Radioactivity in the Body and Dose Assessment
Whole-body counters (WBCs) can measure the content of radioactivity in a body on the day of measurement. Like other radiation measuring instruments, WBCs have a detection limit depending on their performance and counting time.
As radioactive cesium has a biological half-life of 70-100 days for adults (p.11 of Vol. 1, "Half-lives and Radioactive Decay"), around one year after the accident would be the time limit for estimation of the initial body burden (in the case of a single intake event at the beginning). As shown in the upper figure, the radioactivity of cesium incorporated into the body decreases in around a year to nearly zero, namely the level before the intake. Subsequent whole-body counting is performed for the purpose of estimating chronic exposure, mainly from foods (p.61 of Vol. 1, "Data on Internal Exposure Measured by Direct Counting").
In contrast, whole-body counting for children is likely to result in values lower than the detection limit because a trace amount of the initial intake can be observed for only around half a year and the residual radioactivity in the body accumulated by chronic intake is also small due to the rapid metabolism of children. In such cases, it would rather be reasonable to examine adults and estimate their internal doses in terms of understanding the internal exposure situation in details, taking into account the fact that the committed effective dose coefficients are similar for both children and adults even though their metabolism rates are quite different.

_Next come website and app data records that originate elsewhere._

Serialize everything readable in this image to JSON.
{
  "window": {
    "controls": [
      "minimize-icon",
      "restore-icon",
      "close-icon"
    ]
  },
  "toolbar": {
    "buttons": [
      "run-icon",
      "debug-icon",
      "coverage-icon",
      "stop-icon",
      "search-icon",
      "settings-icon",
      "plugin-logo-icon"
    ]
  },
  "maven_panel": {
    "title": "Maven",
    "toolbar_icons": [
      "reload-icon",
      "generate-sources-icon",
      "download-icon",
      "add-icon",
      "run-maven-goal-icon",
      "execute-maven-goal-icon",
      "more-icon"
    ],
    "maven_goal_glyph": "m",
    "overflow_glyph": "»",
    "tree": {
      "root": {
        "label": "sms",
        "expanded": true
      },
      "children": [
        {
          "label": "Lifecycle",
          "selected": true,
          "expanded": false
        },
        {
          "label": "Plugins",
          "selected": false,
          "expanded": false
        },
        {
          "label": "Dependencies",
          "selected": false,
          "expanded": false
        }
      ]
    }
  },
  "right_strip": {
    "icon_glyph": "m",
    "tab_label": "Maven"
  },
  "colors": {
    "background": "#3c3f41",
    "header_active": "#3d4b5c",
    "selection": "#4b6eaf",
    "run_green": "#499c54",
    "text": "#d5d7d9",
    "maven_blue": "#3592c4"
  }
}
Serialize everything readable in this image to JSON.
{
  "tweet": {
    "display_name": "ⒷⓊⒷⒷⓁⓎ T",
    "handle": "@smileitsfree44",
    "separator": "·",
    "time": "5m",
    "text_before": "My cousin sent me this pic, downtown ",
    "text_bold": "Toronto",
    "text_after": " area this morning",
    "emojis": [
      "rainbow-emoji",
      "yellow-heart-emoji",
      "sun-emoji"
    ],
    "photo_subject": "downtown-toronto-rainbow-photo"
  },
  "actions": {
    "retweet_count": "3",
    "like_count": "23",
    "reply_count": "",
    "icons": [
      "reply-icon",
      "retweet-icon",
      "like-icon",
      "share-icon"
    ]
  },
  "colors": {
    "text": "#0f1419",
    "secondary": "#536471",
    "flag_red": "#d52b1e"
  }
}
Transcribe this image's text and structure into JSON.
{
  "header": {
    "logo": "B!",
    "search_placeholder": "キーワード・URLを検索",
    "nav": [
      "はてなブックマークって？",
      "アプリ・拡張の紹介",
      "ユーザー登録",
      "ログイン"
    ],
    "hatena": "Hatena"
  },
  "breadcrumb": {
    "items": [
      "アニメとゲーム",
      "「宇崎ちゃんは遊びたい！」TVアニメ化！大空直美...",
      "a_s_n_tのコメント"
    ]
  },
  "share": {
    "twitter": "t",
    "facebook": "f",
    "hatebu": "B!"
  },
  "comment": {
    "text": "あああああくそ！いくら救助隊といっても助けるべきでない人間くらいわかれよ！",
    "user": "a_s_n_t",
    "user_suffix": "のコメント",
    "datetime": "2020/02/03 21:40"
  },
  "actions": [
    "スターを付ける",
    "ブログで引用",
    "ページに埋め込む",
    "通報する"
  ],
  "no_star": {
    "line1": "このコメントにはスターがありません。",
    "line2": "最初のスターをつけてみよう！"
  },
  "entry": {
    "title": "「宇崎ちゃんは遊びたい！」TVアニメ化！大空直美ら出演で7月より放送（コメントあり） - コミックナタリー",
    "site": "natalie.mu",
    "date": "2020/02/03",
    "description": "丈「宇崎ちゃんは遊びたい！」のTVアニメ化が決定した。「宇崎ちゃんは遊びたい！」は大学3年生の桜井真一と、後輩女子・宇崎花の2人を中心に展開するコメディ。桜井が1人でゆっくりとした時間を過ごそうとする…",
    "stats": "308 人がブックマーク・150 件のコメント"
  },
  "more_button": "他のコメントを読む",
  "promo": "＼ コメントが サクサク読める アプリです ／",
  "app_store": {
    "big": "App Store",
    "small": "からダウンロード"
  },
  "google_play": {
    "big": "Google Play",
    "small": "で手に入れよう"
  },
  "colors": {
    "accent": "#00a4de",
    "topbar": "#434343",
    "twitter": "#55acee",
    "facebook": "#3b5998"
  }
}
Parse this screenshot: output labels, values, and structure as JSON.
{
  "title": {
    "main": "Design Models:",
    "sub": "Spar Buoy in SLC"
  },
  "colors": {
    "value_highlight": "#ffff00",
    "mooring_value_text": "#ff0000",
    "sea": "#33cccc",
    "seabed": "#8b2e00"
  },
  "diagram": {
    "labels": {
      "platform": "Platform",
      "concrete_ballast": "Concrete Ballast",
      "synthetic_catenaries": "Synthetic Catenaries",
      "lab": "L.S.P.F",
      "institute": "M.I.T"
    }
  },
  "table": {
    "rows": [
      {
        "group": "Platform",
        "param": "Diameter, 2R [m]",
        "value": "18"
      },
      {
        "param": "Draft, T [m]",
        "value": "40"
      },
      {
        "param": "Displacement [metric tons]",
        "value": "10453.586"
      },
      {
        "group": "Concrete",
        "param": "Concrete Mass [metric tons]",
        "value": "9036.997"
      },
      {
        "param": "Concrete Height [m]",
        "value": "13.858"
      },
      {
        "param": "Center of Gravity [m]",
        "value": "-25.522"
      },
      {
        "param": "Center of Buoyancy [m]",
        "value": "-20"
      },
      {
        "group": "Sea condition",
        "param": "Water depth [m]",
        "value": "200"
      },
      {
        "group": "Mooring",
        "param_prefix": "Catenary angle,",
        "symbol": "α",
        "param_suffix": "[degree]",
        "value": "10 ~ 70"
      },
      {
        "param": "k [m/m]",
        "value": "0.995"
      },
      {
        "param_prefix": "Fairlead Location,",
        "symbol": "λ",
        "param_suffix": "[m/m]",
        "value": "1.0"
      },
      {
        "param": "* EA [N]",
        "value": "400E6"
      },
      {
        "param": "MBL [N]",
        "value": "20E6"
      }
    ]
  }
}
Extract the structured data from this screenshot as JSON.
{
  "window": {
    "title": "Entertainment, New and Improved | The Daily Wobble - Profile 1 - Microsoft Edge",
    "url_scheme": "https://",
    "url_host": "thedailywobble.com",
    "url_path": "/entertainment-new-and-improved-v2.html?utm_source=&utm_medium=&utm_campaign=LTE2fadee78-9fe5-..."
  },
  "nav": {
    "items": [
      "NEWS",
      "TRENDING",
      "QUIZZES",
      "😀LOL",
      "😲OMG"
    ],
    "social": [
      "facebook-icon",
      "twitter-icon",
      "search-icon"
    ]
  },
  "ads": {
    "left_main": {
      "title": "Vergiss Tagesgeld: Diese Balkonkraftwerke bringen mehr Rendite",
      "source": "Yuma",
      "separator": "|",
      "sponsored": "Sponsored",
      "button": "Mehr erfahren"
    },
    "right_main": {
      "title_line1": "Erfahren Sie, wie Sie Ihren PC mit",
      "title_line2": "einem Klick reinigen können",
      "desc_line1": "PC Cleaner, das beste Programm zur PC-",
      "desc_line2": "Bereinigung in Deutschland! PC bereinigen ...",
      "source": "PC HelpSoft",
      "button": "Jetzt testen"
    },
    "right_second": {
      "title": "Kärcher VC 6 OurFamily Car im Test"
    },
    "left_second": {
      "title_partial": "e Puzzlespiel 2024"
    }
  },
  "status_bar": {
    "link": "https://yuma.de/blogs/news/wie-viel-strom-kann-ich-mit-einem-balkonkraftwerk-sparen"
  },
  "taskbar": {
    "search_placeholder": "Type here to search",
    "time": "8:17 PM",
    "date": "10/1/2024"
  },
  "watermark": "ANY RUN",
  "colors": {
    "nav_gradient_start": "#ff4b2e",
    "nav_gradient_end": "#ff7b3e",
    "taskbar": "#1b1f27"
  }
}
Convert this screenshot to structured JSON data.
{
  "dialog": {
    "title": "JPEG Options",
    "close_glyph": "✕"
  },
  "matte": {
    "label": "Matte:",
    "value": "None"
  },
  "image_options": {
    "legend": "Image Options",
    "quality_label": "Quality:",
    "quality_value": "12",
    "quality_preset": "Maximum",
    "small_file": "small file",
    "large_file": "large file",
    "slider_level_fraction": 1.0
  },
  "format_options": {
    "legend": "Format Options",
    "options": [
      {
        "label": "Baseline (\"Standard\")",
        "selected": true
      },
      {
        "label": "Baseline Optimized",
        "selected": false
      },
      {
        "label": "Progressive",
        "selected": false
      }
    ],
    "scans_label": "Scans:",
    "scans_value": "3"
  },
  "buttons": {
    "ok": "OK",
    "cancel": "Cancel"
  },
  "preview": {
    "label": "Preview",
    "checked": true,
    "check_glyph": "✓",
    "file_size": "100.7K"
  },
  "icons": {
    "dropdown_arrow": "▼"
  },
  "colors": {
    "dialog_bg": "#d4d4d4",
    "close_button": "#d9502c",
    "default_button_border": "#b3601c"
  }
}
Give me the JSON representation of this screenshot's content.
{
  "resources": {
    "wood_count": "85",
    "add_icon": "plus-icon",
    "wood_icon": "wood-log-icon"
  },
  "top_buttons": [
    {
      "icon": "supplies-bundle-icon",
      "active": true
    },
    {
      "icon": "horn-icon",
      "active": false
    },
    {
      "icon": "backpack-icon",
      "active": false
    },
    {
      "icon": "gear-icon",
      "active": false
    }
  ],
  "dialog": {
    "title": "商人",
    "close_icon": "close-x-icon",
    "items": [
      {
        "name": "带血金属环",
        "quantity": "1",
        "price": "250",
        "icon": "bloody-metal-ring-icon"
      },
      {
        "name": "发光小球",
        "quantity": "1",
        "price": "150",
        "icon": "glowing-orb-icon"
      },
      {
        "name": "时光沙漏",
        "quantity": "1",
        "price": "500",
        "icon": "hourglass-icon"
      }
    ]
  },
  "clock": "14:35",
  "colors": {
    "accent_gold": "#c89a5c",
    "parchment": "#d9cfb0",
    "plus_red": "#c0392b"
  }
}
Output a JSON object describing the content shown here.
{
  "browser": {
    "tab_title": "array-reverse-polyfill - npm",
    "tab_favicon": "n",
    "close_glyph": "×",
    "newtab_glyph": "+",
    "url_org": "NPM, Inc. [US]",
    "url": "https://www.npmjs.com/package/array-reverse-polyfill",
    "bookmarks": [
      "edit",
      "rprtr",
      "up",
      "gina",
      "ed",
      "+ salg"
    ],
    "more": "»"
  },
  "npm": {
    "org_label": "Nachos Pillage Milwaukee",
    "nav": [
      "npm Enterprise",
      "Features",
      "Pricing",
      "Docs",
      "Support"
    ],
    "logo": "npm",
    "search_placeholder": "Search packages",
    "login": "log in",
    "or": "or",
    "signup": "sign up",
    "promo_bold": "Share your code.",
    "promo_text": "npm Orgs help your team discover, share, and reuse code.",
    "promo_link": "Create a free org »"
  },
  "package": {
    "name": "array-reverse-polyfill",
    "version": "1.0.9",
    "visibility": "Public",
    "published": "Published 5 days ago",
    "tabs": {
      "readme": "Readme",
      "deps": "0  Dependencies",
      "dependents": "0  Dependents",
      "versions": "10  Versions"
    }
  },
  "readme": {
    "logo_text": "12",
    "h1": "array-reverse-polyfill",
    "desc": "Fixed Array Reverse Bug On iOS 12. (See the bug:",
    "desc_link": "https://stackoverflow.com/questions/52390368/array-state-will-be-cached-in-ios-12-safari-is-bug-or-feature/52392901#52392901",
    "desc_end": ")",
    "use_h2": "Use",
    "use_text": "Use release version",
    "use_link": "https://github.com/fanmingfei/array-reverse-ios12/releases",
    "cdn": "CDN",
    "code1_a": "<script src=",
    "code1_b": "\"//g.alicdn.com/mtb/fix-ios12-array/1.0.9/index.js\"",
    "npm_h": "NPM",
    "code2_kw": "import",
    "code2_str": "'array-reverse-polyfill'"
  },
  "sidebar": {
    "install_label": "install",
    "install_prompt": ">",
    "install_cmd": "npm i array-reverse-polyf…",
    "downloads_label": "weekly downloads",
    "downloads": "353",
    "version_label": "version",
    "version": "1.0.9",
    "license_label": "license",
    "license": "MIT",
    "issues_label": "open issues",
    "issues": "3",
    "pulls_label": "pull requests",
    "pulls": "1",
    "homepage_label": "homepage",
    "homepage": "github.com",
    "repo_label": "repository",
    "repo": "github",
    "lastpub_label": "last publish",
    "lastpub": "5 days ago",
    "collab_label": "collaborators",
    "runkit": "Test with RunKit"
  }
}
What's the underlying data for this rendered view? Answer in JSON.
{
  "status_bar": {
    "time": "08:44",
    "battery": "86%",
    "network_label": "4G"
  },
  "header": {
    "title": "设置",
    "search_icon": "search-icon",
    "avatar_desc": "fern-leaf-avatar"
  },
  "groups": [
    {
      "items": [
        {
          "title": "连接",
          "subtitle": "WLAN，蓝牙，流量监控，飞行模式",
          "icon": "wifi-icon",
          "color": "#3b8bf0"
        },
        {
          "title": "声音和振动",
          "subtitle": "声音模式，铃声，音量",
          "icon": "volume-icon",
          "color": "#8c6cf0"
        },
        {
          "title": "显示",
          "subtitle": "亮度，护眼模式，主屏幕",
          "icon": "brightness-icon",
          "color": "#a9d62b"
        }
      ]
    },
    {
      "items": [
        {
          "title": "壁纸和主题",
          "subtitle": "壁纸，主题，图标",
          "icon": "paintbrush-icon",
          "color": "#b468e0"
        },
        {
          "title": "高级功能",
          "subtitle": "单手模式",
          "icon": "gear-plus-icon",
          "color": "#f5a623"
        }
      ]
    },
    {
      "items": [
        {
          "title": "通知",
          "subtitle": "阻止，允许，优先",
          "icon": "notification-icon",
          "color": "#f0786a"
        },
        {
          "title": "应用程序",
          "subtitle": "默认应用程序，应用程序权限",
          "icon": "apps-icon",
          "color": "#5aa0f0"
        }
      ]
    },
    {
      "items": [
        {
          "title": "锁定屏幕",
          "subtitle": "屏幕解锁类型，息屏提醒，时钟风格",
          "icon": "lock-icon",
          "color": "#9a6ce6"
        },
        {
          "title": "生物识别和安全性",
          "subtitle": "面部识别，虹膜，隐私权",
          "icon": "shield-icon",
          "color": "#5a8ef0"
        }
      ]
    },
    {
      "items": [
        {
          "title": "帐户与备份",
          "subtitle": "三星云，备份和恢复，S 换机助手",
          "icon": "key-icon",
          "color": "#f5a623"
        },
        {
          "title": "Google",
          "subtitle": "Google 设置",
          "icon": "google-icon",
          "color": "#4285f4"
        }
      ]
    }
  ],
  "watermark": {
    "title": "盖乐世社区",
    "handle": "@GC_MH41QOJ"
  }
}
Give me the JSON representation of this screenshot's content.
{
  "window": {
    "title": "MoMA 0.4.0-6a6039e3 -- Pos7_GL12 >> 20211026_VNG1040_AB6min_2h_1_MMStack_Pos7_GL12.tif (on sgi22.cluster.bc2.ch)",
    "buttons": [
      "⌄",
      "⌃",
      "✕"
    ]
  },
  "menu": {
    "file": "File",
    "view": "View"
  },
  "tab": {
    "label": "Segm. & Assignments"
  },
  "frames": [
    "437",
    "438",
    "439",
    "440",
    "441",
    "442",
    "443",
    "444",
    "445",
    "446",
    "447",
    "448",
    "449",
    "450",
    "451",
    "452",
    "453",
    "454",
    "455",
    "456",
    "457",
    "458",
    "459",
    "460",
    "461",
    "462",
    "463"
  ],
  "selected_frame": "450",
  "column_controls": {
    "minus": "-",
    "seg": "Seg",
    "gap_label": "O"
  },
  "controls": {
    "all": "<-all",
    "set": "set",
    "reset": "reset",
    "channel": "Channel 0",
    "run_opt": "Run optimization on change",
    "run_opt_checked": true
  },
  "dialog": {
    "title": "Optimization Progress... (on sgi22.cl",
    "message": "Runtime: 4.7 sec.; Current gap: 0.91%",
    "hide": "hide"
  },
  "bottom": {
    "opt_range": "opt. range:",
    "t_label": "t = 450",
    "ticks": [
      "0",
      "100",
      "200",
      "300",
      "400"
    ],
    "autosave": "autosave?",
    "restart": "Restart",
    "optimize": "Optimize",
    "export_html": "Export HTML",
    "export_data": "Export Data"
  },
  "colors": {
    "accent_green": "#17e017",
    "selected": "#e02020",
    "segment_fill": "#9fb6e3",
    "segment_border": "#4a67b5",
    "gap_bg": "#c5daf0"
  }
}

In order to estimate the committed effective dose from the measurement result for the radioactivity in the body (p.56 of Vol. 1, "Committed Effective Doses"), it is necessary to use an appropriate intake scenario and an appropriate model based on the exposure situation, such as acute or chronic intake, inhalation or ingestion as a dominant route of intake, the time when the intake started, and so on.
Radionuclides with short effective half-lives, such as I-131, cannot be detected by a whole-body counter (WBC) or other radiation measurement equipment after their decay out. Pure beta-emitters that do not emit γ-rays, such as Sr-90, also cannot be detected by a WBC.
- Included in this reference material on March 31, 2013
- Updated on March 31, 2021